Yesterday we told you about a lawsuit accusing JPMorgan Chase of being "at the very center" of Bernie Madoff's $50 billion Ponzi scheme. The suit (pdf), filed by the trustee representing victims of the fraud, seeks $6.4 billion in profits and damages from the bank.
In unusually dramatic language, the lawsuit calls Chase, which for over 20 years, served as the principal banker for Madoff's operation, "complicit" in his crimes. But how, exactly?
In short, the trustee, Irving Picard, alleges that Chase should have known that Madoff's profits were fraudulent, and failed in its duty to adequately monitor his account's activity. The suit documents how senior bank executives expressed serious suspicions about Madoff's operation, but continued to do business with him anyway. Picard's complain also charges that when Chase finally did begin to remove most of the money it had invested in Madoff-linked funds, the bank still didn't alert government regulators to its suspicions, or freeze Madoff's account.
Here's a roundup of some of the warning signs that, according to Picard's filing, Chase failed to act on:

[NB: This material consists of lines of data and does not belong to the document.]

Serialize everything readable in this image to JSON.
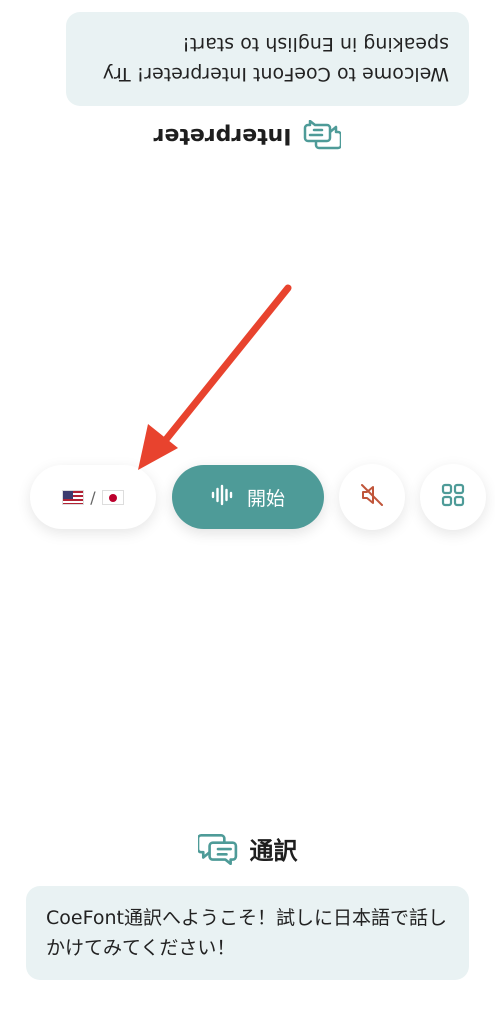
{
  "partner_side": {
    "section_title": "Interpreter",
    "message": "Welcome to CoeFont Interpreter! Try speaking in English to start!"
  },
  "own_side": {
    "section_title": "通訳",
    "message": "CoeFont通訳へようこそ！試しに日本語で話しかけてみてください！"
  },
  "controls": {
    "language_pair": {
      "source_flag": "us-flag",
      "separator": "/",
      "target_flag": "jp-flag"
    },
    "start_label": "開始",
    "start_icon": "waveform-icon",
    "mute_icon": "speaker-muted-icon",
    "menu_icon": "grid-icon"
  },
  "colors": {
    "accent": "#4e9b98",
    "bubble_bg": "#e9f2f3",
    "mute_icon": "#c0553a",
    "annotation_arrow": "#e8432e"
  }
}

• A Chase risk analyst who examined the bank's use of a Madoff feeder fund in February 2006 reported that the returns did far better than the individual securities that were said to be in its portfolio -- and Picard alleges that the inflated returns were clear evidence of Madoff's fraud. "It's almost a cult [Madoff] seems to have fostered," the analyst wrote.
• In June 2007, a high-level Chase risk management officer sent an email to colleagues informing them that another executive--the names have been redacted--"just told me that there is a well-known cloud over the head of Madoff and that his returns are speculated to be part of a Ponzi scheme."
• The suit also details how, over a stretch of in December 2001, Madoff's Chase account received a $90 million check from a customer's account "on a daily basis." Then, on one day in 2002, Madoff made 318 separate payments of $986,301 to the customer's account, for no apparent reason. The trustee alleges that such large and irregular transactions should have been flagged by Chase's money-laundering software.
"Madoff's firm was not an important or significant customer in the context of JPMorgan's commercial banking business," Chase responded in a statement. "The revenues earned from Madoff's bank account were modest and entirely consistent with conventional market rates and fees."
It added: "At all times, JPMorgan complied fully with all laws and regulations governing bank accounts, including the regulations invoked by the trustee."
(AP Photo/The New York Times, Ruby Washington)